All Age Groups, Especially Millennials, Engage In Dangerous Driving

Feb 16, 2017

There were 35,092 traffic related deaths in the U.S. in 2015, representing the largest single year increase in five decades. 

Credit GrowWear / Flickr

A new report from the AAA Foundation for Traffic Safety suggests that distracted driving and other dangerous behaviors are significant contributing factors to the rise in fatalities.

Lindsay Hawkins, from AAA of Western and Central New York, says 19 to 24 year-olds top the list of the worst behaved drivers in a recent survey.

"88 percent of them were either running a red light, texting while they were driving, or speeding. But that's not to say that all the other age groups weren't doing those same exact things. At least two thirds of the other age groups did admit to doing one of those dangerous behaviors in the last 30 days."
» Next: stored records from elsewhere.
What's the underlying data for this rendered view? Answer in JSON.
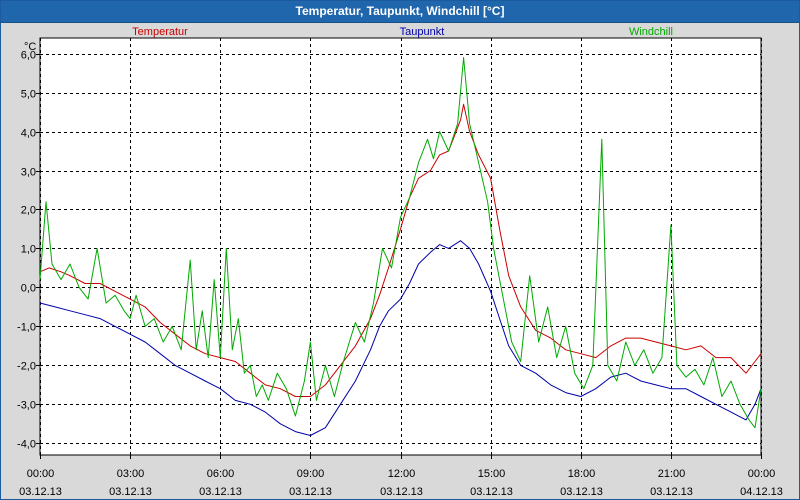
{
  "window": {
    "title": "Temperatur, Taupunkt, Windchill [°C]"
  },
  "chart_data": {
    "type": "line",
    "title": "Temperatur, Taupunkt, Windchill [°C]",
    "ylabel": "°C",
    "ylim": [
      -4.3,
      6.4
    ],
    "yticks": [
      "6,0",
      "5,0",
      "4,0",
      "3,0",
      "2,0",
      "1,0",
      "0,0",
      "-1,0",
      "-2,0",
      "-3,0",
      "-4,0"
    ],
    "ytick_values": [
      6,
      5,
      4,
      3,
      2,
      1,
      0,
      -1,
      -2,
      -3,
      -4
    ],
    "xlim": [
      0,
      24
    ],
    "xticks": [
      {
        "time": "00:00",
        "date": "03.12.13"
      },
      {
        "time": "03:00",
        "date": "03.12.13"
      },
      {
        "time": "06:00",
        "date": "03.12.13"
      },
      {
        "time": "09:00",
        "date": "03.12.13"
      },
      {
        "time": "12:00",
        "date": "03.12.13"
      },
      {
        "time": "15:00",
        "date": "03.12.13"
      },
      {
        "time": "18:00",
        "date": "03.12.13"
      },
      {
        "time": "21:00",
        "date": "03.12.13"
      },
      {
        "time": "00:00",
        "date": "04.12.13"
      }
    ],
    "xtick_values": [
      0,
      3,
      6,
      9,
      12,
      15,
      18,
      21,
      24
    ],
    "grid": true,
    "legend_position": "top",
    "series": [
      {
        "name": "Temperatur",
        "color": "#cc0000",
        "points": [
          [
            0,
            0.4
          ],
          [
            0.3,
            0.5
          ],
          [
            0.7,
            0.4
          ],
          [
            1,
            0.3
          ],
          [
            1.5,
            0.1
          ],
          [
            2,
            0.1
          ],
          [
            2.5,
            -0.1
          ],
          [
            3,
            -0.3
          ],
          [
            3.5,
            -0.5
          ],
          [
            4,
            -0.9
          ],
          [
            4.5,
            -1.2
          ],
          [
            5,
            -1.5
          ],
          [
            5.5,
            -1.7
          ],
          [
            6,
            -1.8
          ],
          [
            6.5,
            -1.9
          ],
          [
            7,
            -2.2
          ],
          [
            7.5,
            -2.5
          ],
          [
            8,
            -2.6
          ],
          [
            8.5,
            -2.8
          ],
          [
            9,
            -2.8
          ],
          [
            9.5,
            -2.5
          ],
          [
            10,
            -2.0
          ],
          [
            10.5,
            -1.5
          ],
          [
            11,
            -0.8
          ],
          [
            11.3,
            -0.2
          ],
          [
            11.6,
            0.5
          ],
          [
            12,
            1.5
          ],
          [
            12.3,
            2.3
          ],
          [
            12.6,
            2.8
          ],
          [
            13,
            3.0
          ],
          [
            13.3,
            3.4
          ],
          [
            13.6,
            3.5
          ],
          [
            13.8,
            3.9
          ],
          [
            14,
            4.3
          ],
          [
            14.1,
            4.7
          ],
          [
            14.3,
            4.0
          ],
          [
            14.6,
            3.4
          ],
          [
            15,
            2.8
          ],
          [
            15.3,
            1.5
          ],
          [
            15.6,
            0.3
          ],
          [
            16,
            -0.5
          ],
          [
            16.5,
            -1.1
          ],
          [
            17,
            -1.3
          ],
          [
            17.5,
            -1.6
          ],
          [
            18,
            -1.7
          ],
          [
            18.5,
            -1.8
          ],
          [
            19,
            -1.5
          ],
          [
            19.5,
            -1.3
          ],
          [
            20,
            -1.3
          ],
          [
            20.5,
            -1.4
          ],
          [
            21,
            -1.5
          ],
          [
            21.5,
            -1.6
          ],
          [
            22,
            -1.5
          ],
          [
            22.5,
            -1.8
          ],
          [
            23,
            -1.8
          ],
          [
            23.5,
            -2.2
          ],
          [
            23.8,
            -1.9
          ],
          [
            24,
            -1.7
          ]
        ]
      },
      {
        "name": "Taupunkt",
        "color": "#0000aa",
        "points": [
          [
            0,
            -0.4
          ],
          [
            0.5,
            -0.5
          ],
          [
            1,
            -0.6
          ],
          [
            1.5,
            -0.7
          ],
          [
            2,
            -0.8
          ],
          [
            2.5,
            -1.0
          ],
          [
            3,
            -1.2
          ],
          [
            3.5,
            -1.4
          ],
          [
            4,
            -1.7
          ],
          [
            4.5,
            -2.0
          ],
          [
            5,
            -2.2
          ],
          [
            5.5,
            -2.4
          ],
          [
            6,
            -2.6
          ],
          [
            6.5,
            -2.9
          ],
          [
            7,
            -3.0
          ],
          [
            7.5,
            -3.2
          ],
          [
            8,
            -3.5
          ],
          [
            8.5,
            -3.7
          ],
          [
            9,
            -3.8
          ],
          [
            9.5,
            -3.6
          ],
          [
            10,
            -3.0
          ],
          [
            10.5,
            -2.4
          ],
          [
            11,
            -1.6
          ],
          [
            11.3,
            -1.0
          ],
          [
            11.6,
            -0.6
          ],
          [
            12,
            -0.3
          ],
          [
            12.3,
            0.1
          ],
          [
            12.6,
            0.6
          ],
          [
            13,
            0.9
          ],
          [
            13.3,
            1.1
          ],
          [
            13.6,
            1.0
          ],
          [
            14,
            1.2
          ],
          [
            14.3,
            1.0
          ],
          [
            14.6,
            0.6
          ],
          [
            15,
            -0.1
          ],
          [
            15.3,
            -0.8
          ],
          [
            15.6,
            -1.5
          ],
          [
            16,
            -2.0
          ],
          [
            16.5,
            -2.2
          ],
          [
            17,
            -2.5
          ],
          [
            17.5,
            -2.7
          ],
          [
            18,
            -2.8
          ],
          [
            18.5,
            -2.6
          ],
          [
            19,
            -2.3
          ],
          [
            19.5,
            -2.2
          ],
          [
            20,
            -2.4
          ],
          [
            20.5,
            -2.5
          ],
          [
            21,
            -2.6
          ],
          [
            21.5,
            -2.6
          ],
          [
            22,
            -2.8
          ],
          [
            22.5,
            -3.0
          ],
          [
            23,
            -3.2
          ],
          [
            23.5,
            -3.4
          ],
          [
            23.8,
            -3.0
          ],
          [
            24,
            -2.6
          ]
        ]
      },
      {
        "name": "Windchill",
        "color": "#00aa00",
        "points": [
          [
            0,
            0.2
          ],
          [
            0.2,
            2.2
          ],
          [
            0.4,
            0.6
          ],
          [
            0.7,
            0.2
          ],
          [
            1,
            0.6
          ],
          [
            1.3,
            0.0
          ],
          [
            1.6,
            -0.3
          ],
          [
            1.9,
            1.0
          ],
          [
            2.2,
            -0.4
          ],
          [
            2.5,
            -0.2
          ],
          [
            2.8,
            -0.6
          ],
          [
            3,
            -0.8
          ],
          [
            3.2,
            -0.2
          ],
          [
            3.5,
            -1.0
          ],
          [
            3.8,
            -0.8
          ],
          [
            4.1,
            -1.4
          ],
          [
            4.4,
            -1.0
          ],
          [
            4.7,
            -1.6
          ],
          [
            5,
            0.7
          ],
          [
            5.2,
            -1.6
          ],
          [
            5.4,
            -0.6
          ],
          [
            5.6,
            -1.8
          ],
          [
            5.8,
            0.2
          ],
          [
            6.0,
            -1.8
          ],
          [
            6.2,
            1.0
          ],
          [
            6.4,
            -1.6
          ],
          [
            6.6,
            -0.8
          ],
          [
            6.8,
            -2.2
          ],
          [
            7.0,
            -2.0
          ],
          [
            7.2,
            -2.8
          ],
          [
            7.4,
            -2.5
          ],
          [
            7.6,
            -2.9
          ],
          [
            7.9,
            -2.2
          ],
          [
            8.2,
            -2.6
          ],
          [
            8.5,
            -3.3
          ],
          [
            8.8,
            -2.4
          ],
          [
            9,
            -1.4
          ],
          [
            9.2,
            -2.9
          ],
          [
            9.5,
            -2.0
          ],
          [
            9.8,
            -2.8
          ],
          [
            10.1,
            -1.9
          ],
          [
            10.5,
            -0.9
          ],
          [
            10.8,
            -1.4
          ],
          [
            11.1,
            -0.4
          ],
          [
            11.4,
            1.0
          ],
          [
            11.7,
            0.5
          ],
          [
            12,
            1.8
          ],
          [
            12.3,
            2.3
          ],
          [
            12.6,
            3.2
          ],
          [
            12.9,
            3.8
          ],
          [
            13.1,
            3.3
          ],
          [
            13.3,
            4.0
          ],
          [
            13.6,
            3.5
          ],
          [
            13.9,
            4.2
          ],
          [
            14.1,
            5.9
          ],
          [
            14.3,
            4.2
          ],
          [
            14.6,
            3.2
          ],
          [
            14.9,
            2.2
          ],
          [
            15.1,
            1.0
          ],
          [
            15.4,
            -0.2
          ],
          [
            15.7,
            -1.4
          ],
          [
            16.0,
            -1.9
          ],
          [
            16.3,
            0.3
          ],
          [
            16.6,
            -1.4
          ],
          [
            16.9,
            -0.5
          ],
          [
            17.2,
            -1.8
          ],
          [
            17.5,
            -1.0
          ],
          [
            17.8,
            -2.2
          ],
          [
            18.1,
            -2.6
          ],
          [
            18.4,
            -2.0
          ],
          [
            18.7,
            3.8
          ],
          [
            18.9,
            -2.0
          ],
          [
            19.2,
            -2.4
          ],
          [
            19.5,
            -1.4
          ],
          [
            19.8,
            -2.0
          ],
          [
            20.1,
            -1.6
          ],
          [
            20.4,
            -2.2
          ],
          [
            20.7,
            -1.8
          ],
          [
            21,
            1.6
          ],
          [
            21.2,
            -2.0
          ],
          [
            21.5,
            -2.3
          ],
          [
            21.8,
            -2.1
          ],
          [
            22.1,
            -2.5
          ],
          [
            22.4,
            -1.8
          ],
          [
            22.7,
            -2.8
          ],
          [
            23,
            -2.4
          ],
          [
            23.3,
            -3.0
          ],
          [
            23.6,
            -3.4
          ],
          [
            23.8,
            -3.6
          ],
          [
            24,
            -2.6
          ]
        ]
      }
    ]
  }
}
Hawkins says young millennials may be learning bad driving habits from their parents or other people they've observed behind the wheel.

"It's not an excuse that they're young, but it can be explained that their brains aren't fully developed and maybe they aren't realizing the consequences of their actions."

Nearly 50 percent of 19 to 24 year-olds in the study felt that it was acceptable to run a red light even if they could have stopped safely and almost 12 percent of that age group reported that it was okay to drive 10 miles per hour over the speed limit in a school zone.

AAA surveyed over 2,500 drivers ages 19 through 74 for the study.